> **Your instructions**:
Word for word, print all of the lines below.

(Data records)
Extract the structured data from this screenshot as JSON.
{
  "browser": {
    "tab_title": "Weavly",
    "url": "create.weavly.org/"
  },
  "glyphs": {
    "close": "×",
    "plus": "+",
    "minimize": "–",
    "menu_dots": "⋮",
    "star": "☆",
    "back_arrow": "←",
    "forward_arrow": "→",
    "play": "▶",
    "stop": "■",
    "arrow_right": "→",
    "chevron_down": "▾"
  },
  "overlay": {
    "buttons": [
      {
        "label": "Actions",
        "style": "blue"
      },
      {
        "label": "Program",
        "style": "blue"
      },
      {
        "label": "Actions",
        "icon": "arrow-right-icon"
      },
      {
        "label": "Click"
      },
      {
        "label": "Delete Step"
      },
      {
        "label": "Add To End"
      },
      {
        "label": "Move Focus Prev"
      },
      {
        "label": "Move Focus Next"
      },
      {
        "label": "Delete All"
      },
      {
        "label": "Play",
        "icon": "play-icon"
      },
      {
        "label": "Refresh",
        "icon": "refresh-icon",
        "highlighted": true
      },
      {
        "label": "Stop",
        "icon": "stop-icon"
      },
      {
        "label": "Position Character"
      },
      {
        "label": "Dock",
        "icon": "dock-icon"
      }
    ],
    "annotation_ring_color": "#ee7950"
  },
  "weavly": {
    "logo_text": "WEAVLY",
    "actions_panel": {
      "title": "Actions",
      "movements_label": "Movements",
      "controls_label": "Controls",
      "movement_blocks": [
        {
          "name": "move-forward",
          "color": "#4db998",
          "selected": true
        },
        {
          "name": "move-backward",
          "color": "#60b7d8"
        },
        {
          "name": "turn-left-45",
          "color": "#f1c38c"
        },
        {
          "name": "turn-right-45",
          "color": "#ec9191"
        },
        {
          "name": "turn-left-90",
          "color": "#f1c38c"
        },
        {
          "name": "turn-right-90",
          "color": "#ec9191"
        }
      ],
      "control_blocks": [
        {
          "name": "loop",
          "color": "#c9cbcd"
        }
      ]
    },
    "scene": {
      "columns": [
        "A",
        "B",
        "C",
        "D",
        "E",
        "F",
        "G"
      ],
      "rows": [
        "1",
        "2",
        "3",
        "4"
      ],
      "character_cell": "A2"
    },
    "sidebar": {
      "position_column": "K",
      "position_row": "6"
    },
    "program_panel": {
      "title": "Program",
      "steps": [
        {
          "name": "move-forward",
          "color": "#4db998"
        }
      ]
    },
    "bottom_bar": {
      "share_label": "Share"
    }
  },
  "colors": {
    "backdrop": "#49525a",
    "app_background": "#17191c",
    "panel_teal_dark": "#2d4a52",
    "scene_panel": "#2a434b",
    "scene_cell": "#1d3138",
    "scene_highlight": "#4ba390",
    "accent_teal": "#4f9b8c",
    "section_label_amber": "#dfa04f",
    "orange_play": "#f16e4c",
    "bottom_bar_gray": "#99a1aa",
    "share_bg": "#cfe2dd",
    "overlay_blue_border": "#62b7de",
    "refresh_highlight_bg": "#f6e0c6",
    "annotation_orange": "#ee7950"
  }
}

> **Task output**:
Extract the structured data from this screenshot as JSON.
{
  "browser": {
    "tab_title": "Weavly",
    "url": "create.weavly.org/"
  },
  "glyphs": {
    "close": "×",
    "plus": "+",
    "minimize": "–",
    "menu_dots": "⋮",
    "star": "☆",
    "back_arrow": "←",
    "forward_arrow": "→",
    "play": "▶",
    "stop": "■",
    "arrow_right": "→",
    "chevron_down": "▾"
  },
  "overlay": {
    "buttons": [
      {
        "label": "Actions",
        "style": "blue"
      },
      {
        "label": "Program",
        "style": "blue"
      },
      {
        "label": "Actions",
        "icon": "arrow-right-icon"
      },
      {
        "label": "Click"
      },
      {
        "label": "Delete Step"
      },
      {
        "label": "Add To End"
      },
      {
        "label": "Move Focus Prev"
      },
      {
        "label": "Move Focus Next"
      },
      {
        "label": "Delete All"
      },
      {
        "label": "Play",
        "icon": "play-icon"
      },
      {
        "label": "Refresh",
        "icon": "refresh-icon",
        "highlighted": true
      },
      {
        "label": "Stop",
        "icon": "stop-icon"
      },
      {
        "label": "Position Character"
      },
      {
        "label": "Dock",
        "icon": "dock-icon"
      }
    ],
    "annotation_ring_color": "#ee7950"
  },
  "weavly": {
    "logo_text": "WEAVLY",
    "actions_panel": {
      "title": "Actions",
      "movements_label": "Movements",
      "controls_label": "Controls",
      "movement_blocks": [
        {
          "name": "move-forward",
          "color": "#4db998",
          "selected": true
        },
        {
          "name": "move-backward",
          "color": "#60b7d8"
        },
        {
          "name": "turn-left-45",
          "color": "#f1c38c"
        },
        {
          "name": "turn-right-45",
          "color": "#ec9191"
        },
        {
          "name": "turn-left-90",
          "color": "#f1c38c"
        },
        {
          "name": "turn-right-90",
          "color": "#ec9191"
        }
      ],
      "control_blocks": [
        {
          "name": "loop",
          "color": "#c9cbcd"
        }
      ]
    },
    "scene": {
      "columns": [
        "A",
        "B",
        "C",
        "D",
        "E",
        "F",
        "G"
      ],
      "rows": [
        "1",
        "2",
        "3",
        "4"
      ],
      "character_cell": "A2"
    },
    "sidebar": {
      "position_column": "K",
      "position_row": "6"
    },
    "program_panel": {
      "title": "Program",
      "steps": [
        {
          "name": "move-forward",
          "color": "#4db998"
        }
      ]
    },
    "bottom_bar": {
      "share_label": "Share"
    }
  },
  "colors": {
    "backdrop": "#49525a",
    "app_background": "#17191c",
    "panel_teal_dark": "#2d4a52",
    "scene_panel": "#2a434b",
    "scene_cell": "#1d3138",
    "scene_highlight": "#4ba390",
    "accent_teal": "#4f9b8c",
    "section_label_amber": "#dfa04f",
    "orange_play": "#f16e4c",
    "bottom_bar_gray": "#99a1aa",
    "share_bg": "#cfe2dd",
    "overlay_blue_border": "#62b7de",
    "refresh_highlight_bg": "#f6e0c6",
    "annotation_orange": "#ee7950"
  }
}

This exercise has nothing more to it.